Every line containing "Support" should be identified and copied from the data below.

┄┄┄┄┄┄

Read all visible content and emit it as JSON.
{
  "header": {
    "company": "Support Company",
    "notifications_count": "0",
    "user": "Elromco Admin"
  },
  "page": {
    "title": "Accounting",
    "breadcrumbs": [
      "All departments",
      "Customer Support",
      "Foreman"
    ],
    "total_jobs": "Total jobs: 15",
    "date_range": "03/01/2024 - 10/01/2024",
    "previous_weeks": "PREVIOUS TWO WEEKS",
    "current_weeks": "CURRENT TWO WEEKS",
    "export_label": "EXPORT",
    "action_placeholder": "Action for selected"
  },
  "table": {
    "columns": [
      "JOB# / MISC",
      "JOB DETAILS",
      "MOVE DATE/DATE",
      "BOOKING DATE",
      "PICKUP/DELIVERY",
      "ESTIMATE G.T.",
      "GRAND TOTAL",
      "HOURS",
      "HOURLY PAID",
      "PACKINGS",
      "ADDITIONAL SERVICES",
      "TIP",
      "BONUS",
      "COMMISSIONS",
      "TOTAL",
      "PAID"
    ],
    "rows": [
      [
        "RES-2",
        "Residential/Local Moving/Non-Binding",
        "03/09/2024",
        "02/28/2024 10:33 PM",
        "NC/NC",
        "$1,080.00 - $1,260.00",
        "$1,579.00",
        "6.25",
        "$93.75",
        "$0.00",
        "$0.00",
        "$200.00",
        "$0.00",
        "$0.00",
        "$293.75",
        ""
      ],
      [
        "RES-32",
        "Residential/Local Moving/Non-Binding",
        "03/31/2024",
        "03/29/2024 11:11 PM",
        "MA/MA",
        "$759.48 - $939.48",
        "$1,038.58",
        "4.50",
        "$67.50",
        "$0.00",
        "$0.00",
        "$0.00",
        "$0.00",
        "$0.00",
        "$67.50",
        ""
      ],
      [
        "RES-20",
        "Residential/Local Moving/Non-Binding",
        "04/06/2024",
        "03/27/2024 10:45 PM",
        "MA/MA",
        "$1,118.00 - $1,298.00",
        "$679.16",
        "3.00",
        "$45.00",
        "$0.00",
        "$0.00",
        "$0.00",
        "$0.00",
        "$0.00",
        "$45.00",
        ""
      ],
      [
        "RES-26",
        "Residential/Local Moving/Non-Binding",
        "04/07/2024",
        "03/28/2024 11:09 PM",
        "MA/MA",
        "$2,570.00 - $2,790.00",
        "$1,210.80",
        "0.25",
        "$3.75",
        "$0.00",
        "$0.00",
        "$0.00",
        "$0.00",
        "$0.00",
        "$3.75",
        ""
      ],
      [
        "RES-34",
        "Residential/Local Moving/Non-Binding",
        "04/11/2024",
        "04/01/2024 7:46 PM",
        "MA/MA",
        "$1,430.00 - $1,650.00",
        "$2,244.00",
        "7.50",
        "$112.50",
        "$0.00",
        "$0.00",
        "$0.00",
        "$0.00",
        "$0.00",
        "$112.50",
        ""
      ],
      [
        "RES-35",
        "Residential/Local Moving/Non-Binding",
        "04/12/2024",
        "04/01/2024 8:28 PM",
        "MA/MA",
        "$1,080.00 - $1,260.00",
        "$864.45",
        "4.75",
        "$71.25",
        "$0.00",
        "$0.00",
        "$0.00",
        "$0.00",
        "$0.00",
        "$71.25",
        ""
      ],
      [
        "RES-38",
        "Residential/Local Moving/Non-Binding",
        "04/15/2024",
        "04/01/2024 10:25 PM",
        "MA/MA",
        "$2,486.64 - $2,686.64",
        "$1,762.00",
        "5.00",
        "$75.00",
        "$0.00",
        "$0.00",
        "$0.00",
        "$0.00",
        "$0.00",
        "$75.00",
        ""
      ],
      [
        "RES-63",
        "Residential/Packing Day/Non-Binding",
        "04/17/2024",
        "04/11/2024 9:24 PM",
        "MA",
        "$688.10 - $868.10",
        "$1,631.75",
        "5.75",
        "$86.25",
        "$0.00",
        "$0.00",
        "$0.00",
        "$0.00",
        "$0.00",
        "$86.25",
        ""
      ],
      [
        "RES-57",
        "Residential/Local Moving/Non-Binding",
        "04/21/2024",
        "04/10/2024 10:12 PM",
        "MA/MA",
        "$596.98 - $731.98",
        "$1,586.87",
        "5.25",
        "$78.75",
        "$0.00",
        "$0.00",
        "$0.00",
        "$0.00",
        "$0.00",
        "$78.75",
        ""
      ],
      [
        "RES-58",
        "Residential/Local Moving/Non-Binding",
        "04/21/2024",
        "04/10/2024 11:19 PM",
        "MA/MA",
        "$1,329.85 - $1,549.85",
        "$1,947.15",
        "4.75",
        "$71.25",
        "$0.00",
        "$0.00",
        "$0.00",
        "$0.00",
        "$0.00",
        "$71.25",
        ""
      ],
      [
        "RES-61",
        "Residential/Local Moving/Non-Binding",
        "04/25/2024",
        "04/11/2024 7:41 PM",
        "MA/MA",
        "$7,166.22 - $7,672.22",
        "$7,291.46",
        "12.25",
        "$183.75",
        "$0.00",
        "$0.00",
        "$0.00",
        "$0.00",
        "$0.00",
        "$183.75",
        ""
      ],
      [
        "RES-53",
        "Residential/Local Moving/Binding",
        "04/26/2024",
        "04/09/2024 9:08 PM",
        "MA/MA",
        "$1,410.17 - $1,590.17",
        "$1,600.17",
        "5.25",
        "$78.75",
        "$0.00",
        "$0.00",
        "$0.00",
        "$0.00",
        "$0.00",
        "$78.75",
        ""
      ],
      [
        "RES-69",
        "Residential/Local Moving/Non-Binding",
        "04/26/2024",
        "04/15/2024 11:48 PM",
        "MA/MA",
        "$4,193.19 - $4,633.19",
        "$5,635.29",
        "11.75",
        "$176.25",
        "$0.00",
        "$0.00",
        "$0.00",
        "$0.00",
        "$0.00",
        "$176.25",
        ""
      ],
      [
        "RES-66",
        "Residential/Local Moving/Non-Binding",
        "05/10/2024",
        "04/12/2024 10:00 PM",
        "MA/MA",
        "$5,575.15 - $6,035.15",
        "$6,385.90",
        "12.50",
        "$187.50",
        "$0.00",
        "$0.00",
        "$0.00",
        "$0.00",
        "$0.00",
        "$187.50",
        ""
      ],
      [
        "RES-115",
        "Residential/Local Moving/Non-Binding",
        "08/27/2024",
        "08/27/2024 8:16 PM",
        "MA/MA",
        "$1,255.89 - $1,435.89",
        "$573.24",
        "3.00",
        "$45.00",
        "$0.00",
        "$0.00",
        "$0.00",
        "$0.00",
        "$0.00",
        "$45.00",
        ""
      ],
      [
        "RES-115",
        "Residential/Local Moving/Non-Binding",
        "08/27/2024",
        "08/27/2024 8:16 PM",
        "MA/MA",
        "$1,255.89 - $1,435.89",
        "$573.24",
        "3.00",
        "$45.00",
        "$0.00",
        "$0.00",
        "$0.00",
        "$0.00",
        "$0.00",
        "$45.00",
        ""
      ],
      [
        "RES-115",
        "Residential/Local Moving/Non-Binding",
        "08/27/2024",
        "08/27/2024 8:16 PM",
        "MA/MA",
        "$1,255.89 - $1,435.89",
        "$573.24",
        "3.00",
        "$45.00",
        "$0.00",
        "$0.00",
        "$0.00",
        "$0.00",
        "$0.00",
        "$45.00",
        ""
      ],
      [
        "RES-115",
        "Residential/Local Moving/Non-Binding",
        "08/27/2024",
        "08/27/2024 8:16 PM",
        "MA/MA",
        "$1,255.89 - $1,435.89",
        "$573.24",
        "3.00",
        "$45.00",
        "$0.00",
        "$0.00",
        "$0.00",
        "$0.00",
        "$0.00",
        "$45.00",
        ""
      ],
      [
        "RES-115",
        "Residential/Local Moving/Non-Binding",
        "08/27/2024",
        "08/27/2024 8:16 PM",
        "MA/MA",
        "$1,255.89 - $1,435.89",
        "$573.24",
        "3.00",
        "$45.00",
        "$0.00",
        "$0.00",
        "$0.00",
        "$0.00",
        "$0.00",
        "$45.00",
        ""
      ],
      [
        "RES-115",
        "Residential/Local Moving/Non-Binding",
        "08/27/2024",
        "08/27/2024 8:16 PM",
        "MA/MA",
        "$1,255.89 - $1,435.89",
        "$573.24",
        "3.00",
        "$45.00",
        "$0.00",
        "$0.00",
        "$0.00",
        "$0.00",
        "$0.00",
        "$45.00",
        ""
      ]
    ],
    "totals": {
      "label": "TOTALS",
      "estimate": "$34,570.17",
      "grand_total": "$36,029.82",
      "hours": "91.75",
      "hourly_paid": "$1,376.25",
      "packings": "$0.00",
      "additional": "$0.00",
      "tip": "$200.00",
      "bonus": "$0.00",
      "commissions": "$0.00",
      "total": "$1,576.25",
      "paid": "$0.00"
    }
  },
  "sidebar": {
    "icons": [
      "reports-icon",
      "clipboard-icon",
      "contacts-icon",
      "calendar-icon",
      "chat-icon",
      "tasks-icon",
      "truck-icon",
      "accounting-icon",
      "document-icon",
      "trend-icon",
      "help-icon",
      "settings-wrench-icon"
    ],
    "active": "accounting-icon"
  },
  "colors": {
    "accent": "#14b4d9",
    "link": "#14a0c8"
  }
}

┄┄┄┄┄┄

Reply to the exercise
    "company": "Support Company",
      "Customer Support",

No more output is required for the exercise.